The impact on your physical health can be much more diverse, and she spent a large part of the presentation talking about the science behind dieting. The main point was that stress vastly affects your body’s ability to do its job, and paying close attention to your diet, having disordered eating habits or having an eating disorder greatly contribute to this stress. Simply monitoring your food intake, without making any changes, activates stress in your body.
Because of this, Nohling emphasized the importance of sleep and mentality. Sleep allows for our bodies to reset and heal, which is crucial to lowering our stress levels, while mentality can affect our bodies in a variety of ways.
“Our mind is super powerful and it can actually manifest physical sensations,” Nohling said. “We call it the Nocebo effect. If you truly believe you are going to experience something when you do something, like with eating, for example, our mind is powerful enough where it could actually exert that effect, even if the food didn’t actually cause that.”
For example, if you believe a certain food will make you sick, then it might actually make you sick.
In addition to this, Nohling said, irregular eating patterns can lead to irregular menstrual periods or amenorrhea, which is when your periods stop altogether. In men, they can cause low levels of testosterone, decreased muscle mass and decreased erectile function. As a whole, people can experience infertility, poor mood, low sex drive, fatigue and decreased bone mass.
The room in McHugh was so packed that some students had to stand, and the talk was well-received by its audience members.
“I thought it was fabulous because I love that there was a scientific background to everything and it wasn’t all about body positivity,” said Victoria Picard, an eighth-semester biology major.
“It was very holistic,” Shayna Deluca, an eighth-semester nutritional science major, said. “It touched on kind of all the levels of body image and eating.”
“It was a nice outlook on eating and how to eat in a way that is healthy,” Nich Roche, a fourth-semester civil engineering and German double major, said. “It basically talks about how you need to not eat in a way to change your body but eat in a way to respect yourself.”
At the end, Nohling explained the importance of examining your relationship with food and provided some questions to do so, including: “Does how you eat on a given day impact your self-esteem and how you feel about yourself?,” “Does your eating patterns impact your social life?” and “Does it make it hard for you to interact with friends, family or your peers?”
She explained that we live in a diet-centered culture, so these feelings are common, but it might be worthwhile to reexamine or explore some of your thought processes.
If you or someone you care about is concerned about their eating habits or may be struggling with disordered eating or an eating disorder, UConn Student Health and Wellness has a team who can help.
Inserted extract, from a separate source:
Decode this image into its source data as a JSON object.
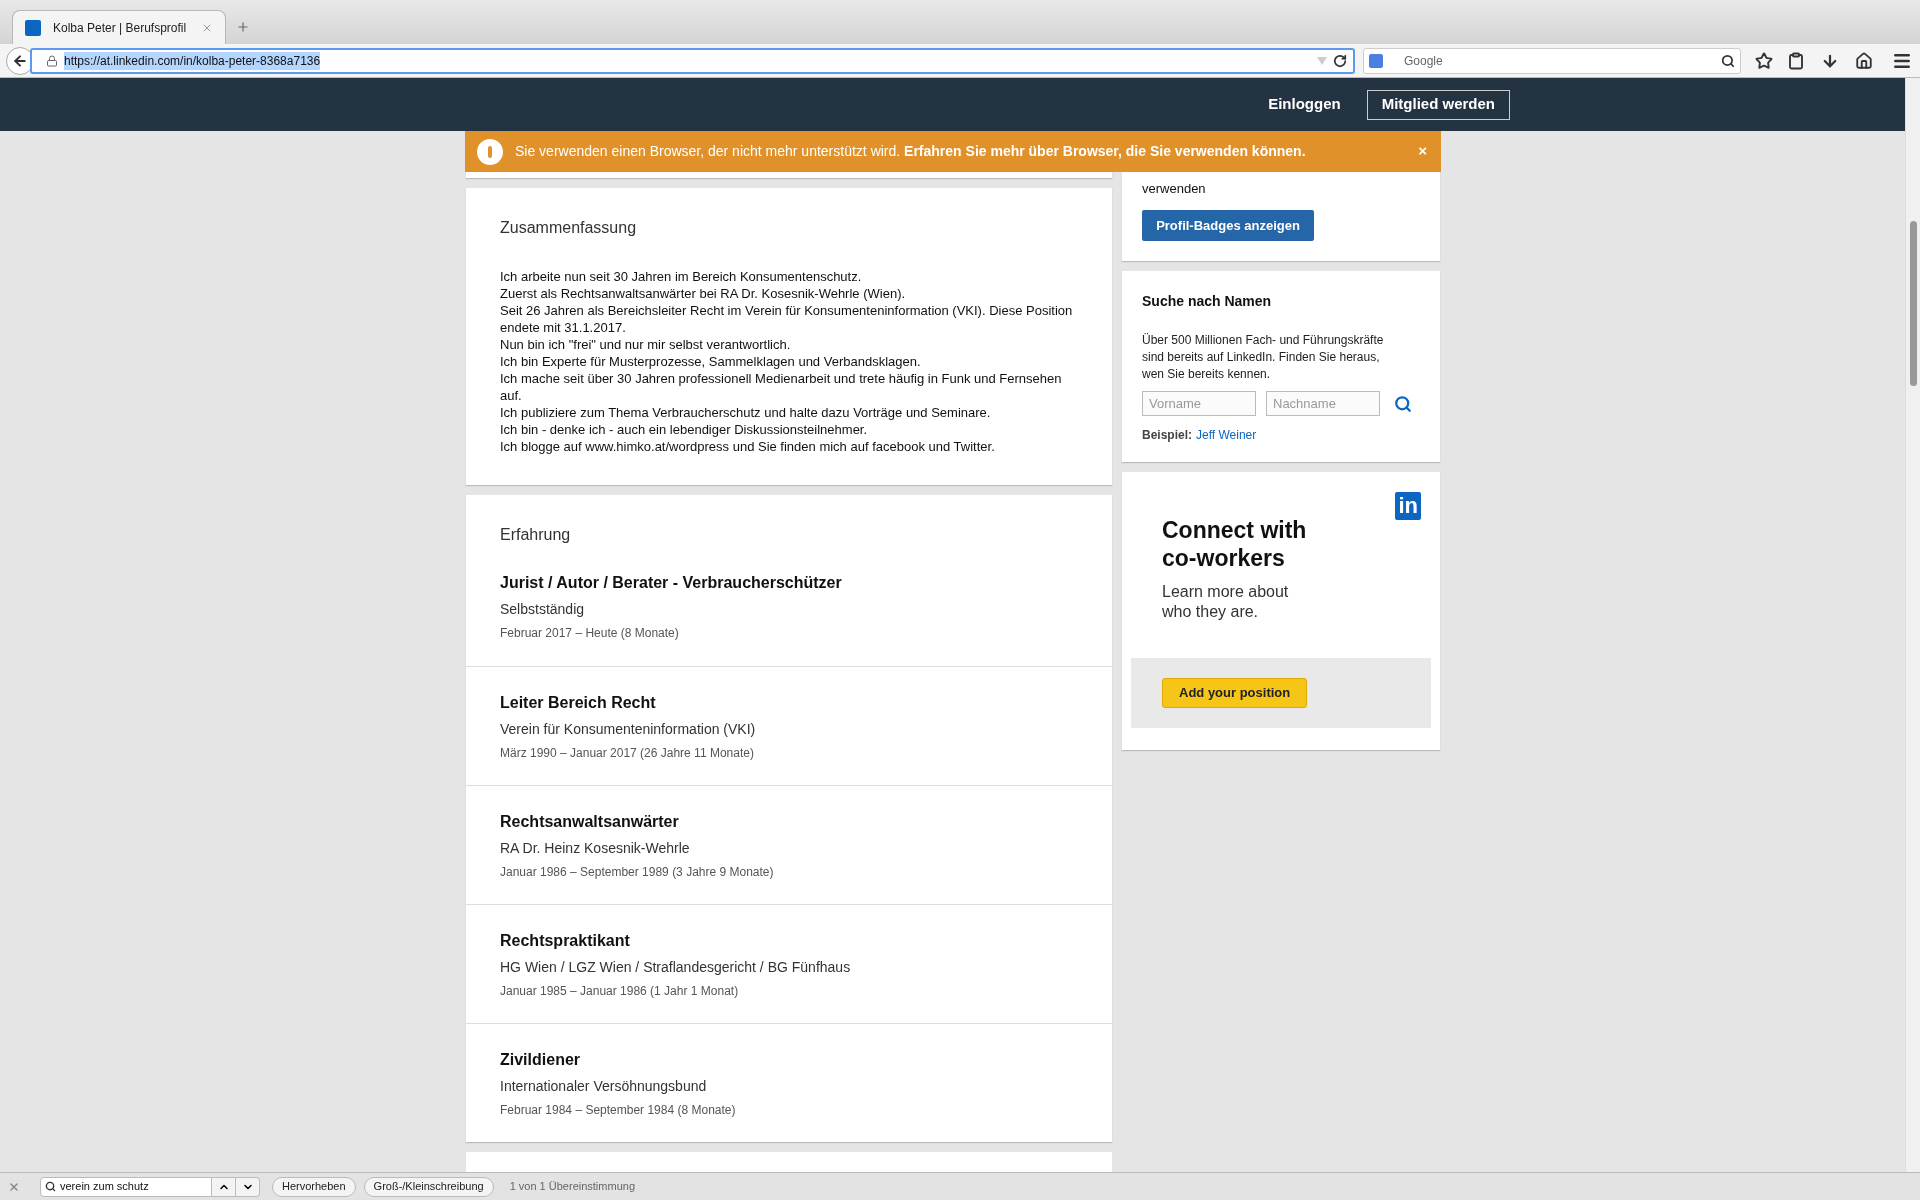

In addition, Nutrition Services can be contacted at (860) 486-0771.
Courtney Gavitt is a staff writer for The Daily Campus. She can be reached via email at firstname.lastname@example.org.